### Activity
Wherever the string "JSON" appears in the records, return the line that holds it.

### Records

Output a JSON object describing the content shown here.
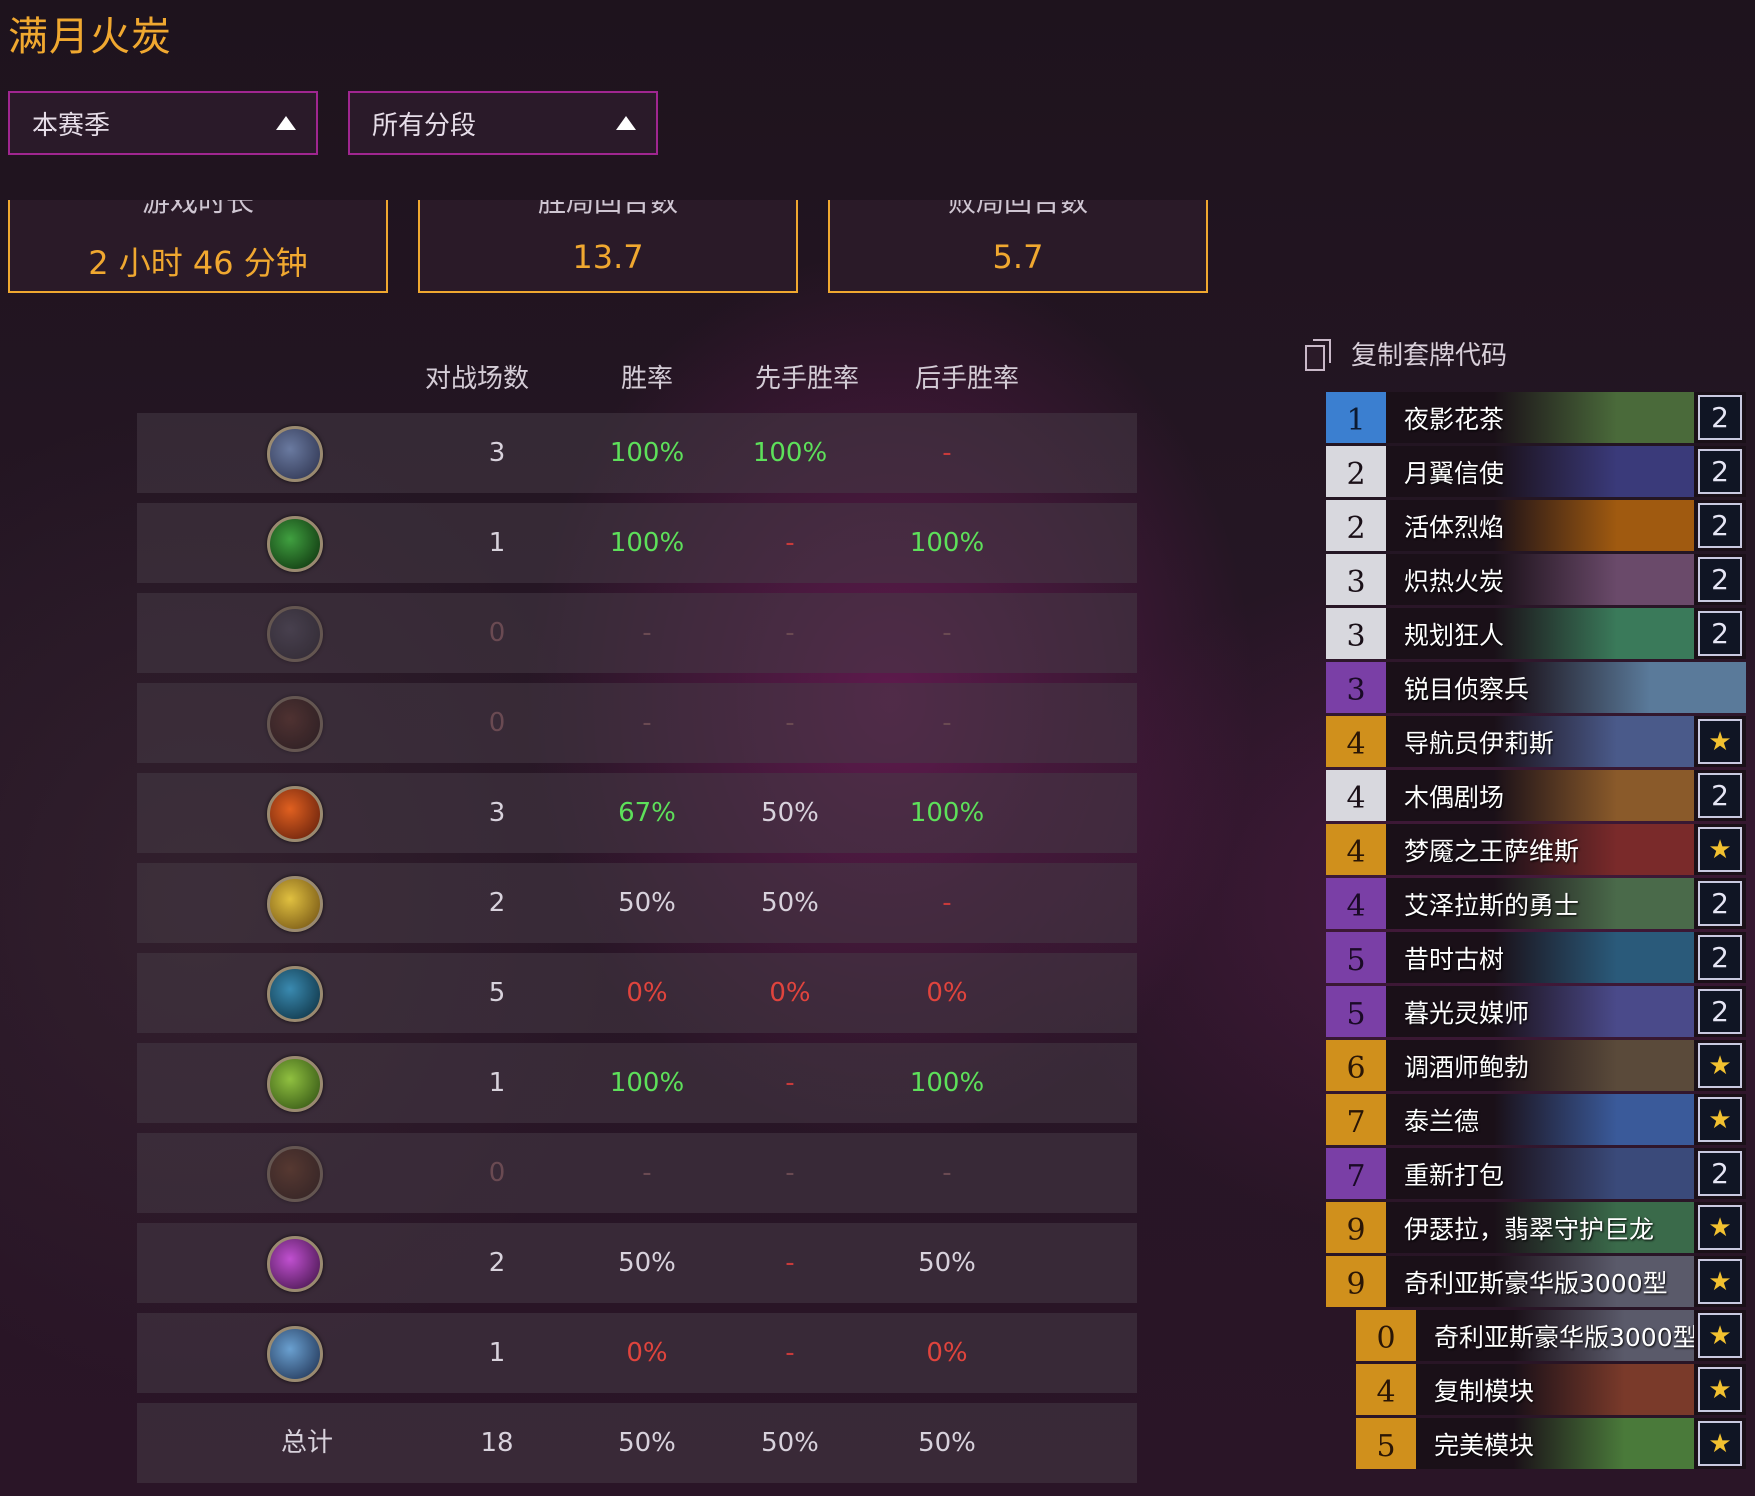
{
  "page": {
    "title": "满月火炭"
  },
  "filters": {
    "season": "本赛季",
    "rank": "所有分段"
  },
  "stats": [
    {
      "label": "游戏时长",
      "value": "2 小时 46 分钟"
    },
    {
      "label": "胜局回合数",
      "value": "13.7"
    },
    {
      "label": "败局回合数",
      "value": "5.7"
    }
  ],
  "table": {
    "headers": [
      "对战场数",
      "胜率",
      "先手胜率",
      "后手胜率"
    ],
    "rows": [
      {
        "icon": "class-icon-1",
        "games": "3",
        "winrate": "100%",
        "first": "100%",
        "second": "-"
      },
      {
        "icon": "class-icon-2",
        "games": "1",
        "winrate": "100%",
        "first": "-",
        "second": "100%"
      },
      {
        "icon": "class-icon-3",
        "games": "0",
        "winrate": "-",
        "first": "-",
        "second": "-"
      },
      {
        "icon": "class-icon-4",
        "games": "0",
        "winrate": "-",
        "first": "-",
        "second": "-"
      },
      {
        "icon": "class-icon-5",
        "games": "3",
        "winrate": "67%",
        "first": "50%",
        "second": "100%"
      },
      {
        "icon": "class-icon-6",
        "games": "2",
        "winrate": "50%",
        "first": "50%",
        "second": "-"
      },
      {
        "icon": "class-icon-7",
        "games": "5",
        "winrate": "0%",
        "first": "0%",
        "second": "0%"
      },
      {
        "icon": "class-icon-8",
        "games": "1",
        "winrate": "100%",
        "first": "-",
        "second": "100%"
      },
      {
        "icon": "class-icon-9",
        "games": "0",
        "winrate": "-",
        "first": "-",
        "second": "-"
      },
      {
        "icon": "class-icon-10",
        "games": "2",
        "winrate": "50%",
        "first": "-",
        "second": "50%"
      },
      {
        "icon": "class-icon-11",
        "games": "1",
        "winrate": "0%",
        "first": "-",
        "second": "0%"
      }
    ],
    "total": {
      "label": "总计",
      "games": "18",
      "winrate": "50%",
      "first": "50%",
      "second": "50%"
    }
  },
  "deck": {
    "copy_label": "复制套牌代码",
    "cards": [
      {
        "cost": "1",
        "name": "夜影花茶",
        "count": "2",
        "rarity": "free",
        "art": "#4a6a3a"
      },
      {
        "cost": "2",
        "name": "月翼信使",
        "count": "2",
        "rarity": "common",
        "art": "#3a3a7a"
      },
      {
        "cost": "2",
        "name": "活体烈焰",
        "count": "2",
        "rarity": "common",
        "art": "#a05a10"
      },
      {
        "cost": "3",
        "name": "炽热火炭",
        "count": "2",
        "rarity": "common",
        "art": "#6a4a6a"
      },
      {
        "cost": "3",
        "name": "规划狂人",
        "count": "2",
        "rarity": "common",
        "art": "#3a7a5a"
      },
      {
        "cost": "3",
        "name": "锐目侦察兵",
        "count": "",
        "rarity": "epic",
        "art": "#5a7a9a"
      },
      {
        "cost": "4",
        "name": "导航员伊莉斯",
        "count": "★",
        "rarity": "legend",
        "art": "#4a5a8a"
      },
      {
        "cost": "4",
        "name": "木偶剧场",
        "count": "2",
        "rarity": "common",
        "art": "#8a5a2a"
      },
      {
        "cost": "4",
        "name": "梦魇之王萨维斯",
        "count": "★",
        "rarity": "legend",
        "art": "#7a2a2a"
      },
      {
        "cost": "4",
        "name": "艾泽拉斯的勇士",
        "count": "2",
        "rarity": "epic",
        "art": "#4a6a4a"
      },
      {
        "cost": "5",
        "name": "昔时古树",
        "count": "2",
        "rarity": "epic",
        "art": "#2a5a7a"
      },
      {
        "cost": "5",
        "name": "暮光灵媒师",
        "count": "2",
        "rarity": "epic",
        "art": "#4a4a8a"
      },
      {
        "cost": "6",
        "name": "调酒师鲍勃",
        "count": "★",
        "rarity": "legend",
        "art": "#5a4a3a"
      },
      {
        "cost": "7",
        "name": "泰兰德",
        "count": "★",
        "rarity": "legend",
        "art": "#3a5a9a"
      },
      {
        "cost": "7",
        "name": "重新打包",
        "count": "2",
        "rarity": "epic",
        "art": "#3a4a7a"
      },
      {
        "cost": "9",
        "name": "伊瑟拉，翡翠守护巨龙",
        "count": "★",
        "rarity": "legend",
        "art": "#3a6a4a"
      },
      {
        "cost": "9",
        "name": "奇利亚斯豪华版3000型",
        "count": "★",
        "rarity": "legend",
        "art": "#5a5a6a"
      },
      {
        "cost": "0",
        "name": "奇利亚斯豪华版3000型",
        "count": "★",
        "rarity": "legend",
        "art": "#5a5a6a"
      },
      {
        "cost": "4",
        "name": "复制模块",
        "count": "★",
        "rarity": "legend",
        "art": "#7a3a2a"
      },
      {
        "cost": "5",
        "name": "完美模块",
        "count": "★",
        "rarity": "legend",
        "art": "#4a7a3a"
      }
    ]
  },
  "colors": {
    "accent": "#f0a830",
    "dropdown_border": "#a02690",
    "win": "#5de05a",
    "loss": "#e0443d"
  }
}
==
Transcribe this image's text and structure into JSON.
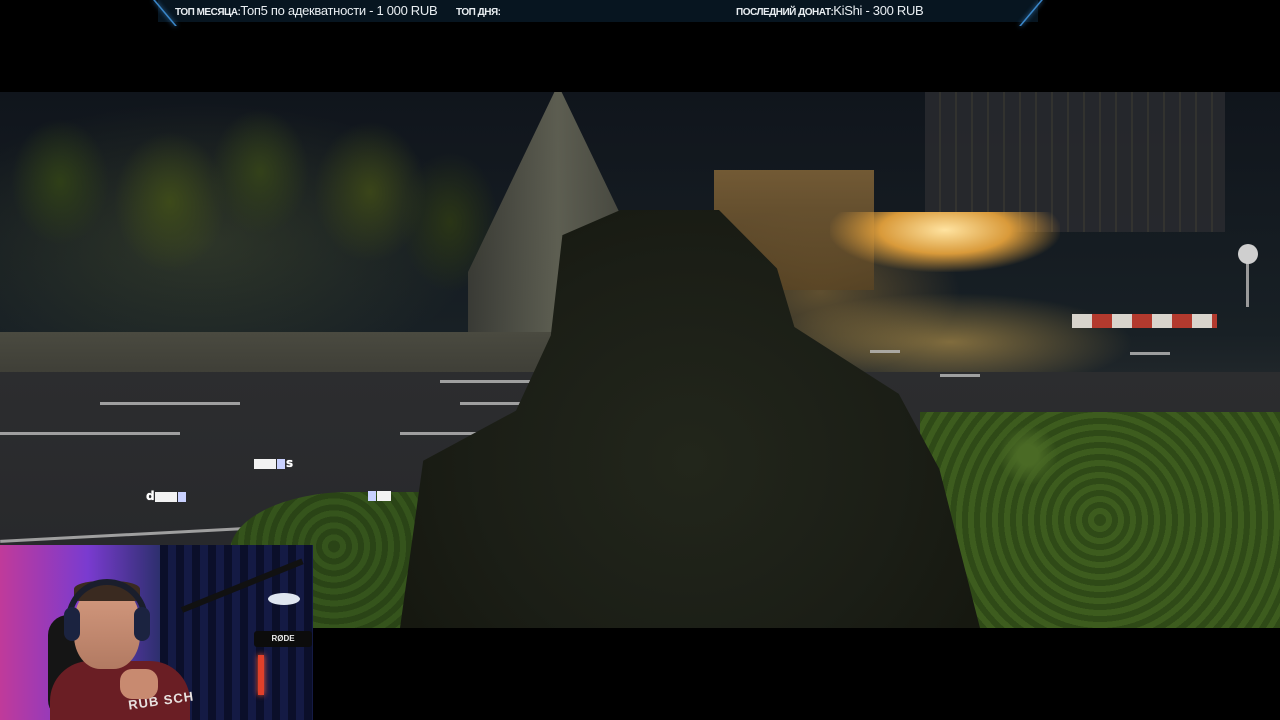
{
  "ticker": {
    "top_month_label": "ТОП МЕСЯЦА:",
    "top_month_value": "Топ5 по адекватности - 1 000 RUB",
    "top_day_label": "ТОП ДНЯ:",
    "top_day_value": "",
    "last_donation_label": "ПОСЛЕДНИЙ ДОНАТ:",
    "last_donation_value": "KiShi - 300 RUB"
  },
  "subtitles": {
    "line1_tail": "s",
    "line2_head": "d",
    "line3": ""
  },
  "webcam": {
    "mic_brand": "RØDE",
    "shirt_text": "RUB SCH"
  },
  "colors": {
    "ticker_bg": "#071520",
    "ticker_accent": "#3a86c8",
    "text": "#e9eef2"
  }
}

### Reply to the task
Output a JSON object describing the content shown here.
Transcribe this image's text and structure into JSON.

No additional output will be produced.